09-12 Aug 2016 – Hawaii – East-West Center – “North Pacific Arctic Conference on Arctic Futures”

Sep 2016 – Thailand – ASEAN – ADMM-Plus Military Medicine and Humanitarian Assistance and Disaster Relief Exercise (AM-HEx)

Sep 2016 – Panama – UNITAS Naval Exercise

Sep 2016 – Newport, RI – USNWC – International “Seapower Symposium”

06-09 Sep 2016 – Hamburg, Germany – SMM – “International Conference on Maritime Security and Defense”

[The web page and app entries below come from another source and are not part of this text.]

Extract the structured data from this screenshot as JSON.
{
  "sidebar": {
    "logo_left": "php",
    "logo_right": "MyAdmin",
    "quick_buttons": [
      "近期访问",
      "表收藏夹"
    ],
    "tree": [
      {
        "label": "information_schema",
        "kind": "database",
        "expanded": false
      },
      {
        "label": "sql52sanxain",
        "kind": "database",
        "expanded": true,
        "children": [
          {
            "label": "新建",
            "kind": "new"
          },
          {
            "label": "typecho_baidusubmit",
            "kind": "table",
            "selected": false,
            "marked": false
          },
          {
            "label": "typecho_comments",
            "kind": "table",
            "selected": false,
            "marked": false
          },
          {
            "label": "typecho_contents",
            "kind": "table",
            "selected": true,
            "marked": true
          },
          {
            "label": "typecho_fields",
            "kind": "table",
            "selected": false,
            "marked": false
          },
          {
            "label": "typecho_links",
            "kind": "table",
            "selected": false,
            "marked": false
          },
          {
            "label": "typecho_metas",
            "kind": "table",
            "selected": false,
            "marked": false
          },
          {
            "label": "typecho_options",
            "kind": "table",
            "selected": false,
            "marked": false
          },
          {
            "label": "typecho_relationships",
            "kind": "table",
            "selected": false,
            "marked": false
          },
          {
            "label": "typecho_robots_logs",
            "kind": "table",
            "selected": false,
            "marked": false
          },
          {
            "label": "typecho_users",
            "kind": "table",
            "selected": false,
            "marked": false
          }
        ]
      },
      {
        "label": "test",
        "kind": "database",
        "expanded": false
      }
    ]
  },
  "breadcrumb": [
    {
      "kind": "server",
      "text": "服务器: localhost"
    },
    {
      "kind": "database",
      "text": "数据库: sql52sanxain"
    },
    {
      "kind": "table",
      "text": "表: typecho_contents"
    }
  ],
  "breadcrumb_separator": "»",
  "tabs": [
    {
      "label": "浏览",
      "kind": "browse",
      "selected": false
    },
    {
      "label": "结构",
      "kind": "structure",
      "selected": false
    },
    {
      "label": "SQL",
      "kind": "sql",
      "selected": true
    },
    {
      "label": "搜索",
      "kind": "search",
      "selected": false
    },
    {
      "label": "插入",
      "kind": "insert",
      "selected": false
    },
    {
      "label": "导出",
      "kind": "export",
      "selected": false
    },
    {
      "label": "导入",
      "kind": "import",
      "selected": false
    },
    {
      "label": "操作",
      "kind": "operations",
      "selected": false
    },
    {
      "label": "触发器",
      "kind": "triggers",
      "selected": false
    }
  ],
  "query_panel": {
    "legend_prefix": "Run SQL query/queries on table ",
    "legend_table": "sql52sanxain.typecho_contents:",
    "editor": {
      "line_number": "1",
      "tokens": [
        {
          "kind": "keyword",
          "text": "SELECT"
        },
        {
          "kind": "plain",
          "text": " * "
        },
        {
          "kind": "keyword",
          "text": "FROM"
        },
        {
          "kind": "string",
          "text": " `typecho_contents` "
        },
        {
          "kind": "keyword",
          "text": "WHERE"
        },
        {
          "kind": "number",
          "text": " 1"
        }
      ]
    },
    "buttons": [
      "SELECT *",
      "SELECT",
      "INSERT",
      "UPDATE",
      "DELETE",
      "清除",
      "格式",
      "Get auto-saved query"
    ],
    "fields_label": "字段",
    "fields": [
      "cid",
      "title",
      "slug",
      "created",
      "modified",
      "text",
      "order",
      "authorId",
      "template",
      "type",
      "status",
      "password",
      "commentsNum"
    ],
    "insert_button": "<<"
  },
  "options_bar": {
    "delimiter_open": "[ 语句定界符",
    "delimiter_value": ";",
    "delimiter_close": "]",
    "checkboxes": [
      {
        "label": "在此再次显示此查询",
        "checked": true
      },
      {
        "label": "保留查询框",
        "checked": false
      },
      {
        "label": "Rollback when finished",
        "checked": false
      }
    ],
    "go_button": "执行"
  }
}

07 Sep – Micronesia – Pacific Islands Forum

15-16 Sep 2016 – Washington, DC – State Dept. – Our Ocean Conference 2016 

25-28 Sep 2016 – Rio de Janeiro, Brazil – International Sociological Association – “Transformations of the Military Profession”

Oct 2016 – Southeast Asia – U.S. Navy – SEACAT Naval Exercise

Oct 2016 – Indian Navy, U.S. Navy, JMSDF – Malabar Naval Exercise

03-06 Oct 2016 – Vancouver, Canada – Navy League of Canada – “Maritime Security Challenges 2016”

15 Oct 2016 – Lome, Togo – AU – AU Regional Conference: Maritime Security and Development in Africa

17-21 Oct 2016 – Paris, France – “EuroNaval 2016”

01-02 Nov 2016 – Kuala Lampur, Indonesia- “13th Annual Maritime Security and Coastal Surveillance Conference”

02-05 Nov 2016 – Jakarta, Indonesia – IndoDefense Expo 2016”

13-16 Nov 2016 – Auckland, NZ – ASEAN – ADMM-Plus Maritime Security Exercise: Exercise Mahi Tangaroa

21-25 Nov 2016 – New York – UN IMO Maritime Safety Committee Meeting

29 Nov-02 Dec 2016 – Vino del Mar, Chile – “ExpoNaval 2016”

Dec 2016 – Expiration of EUNAVFOR Operation Atalanta and NATO’s Operationa Ocean Shield Counter-Piracy Mandates 

14-15 Jan 2017 – New York City – SMM – “2017 TELOS Conference: Asymmetrical Warfare – The Centrality of the Political to the Strategic” (Call for Papers Deadline: 31 July 2016)

03-05 Oct 2017 – Mumbai, India – SMM – “INMEX“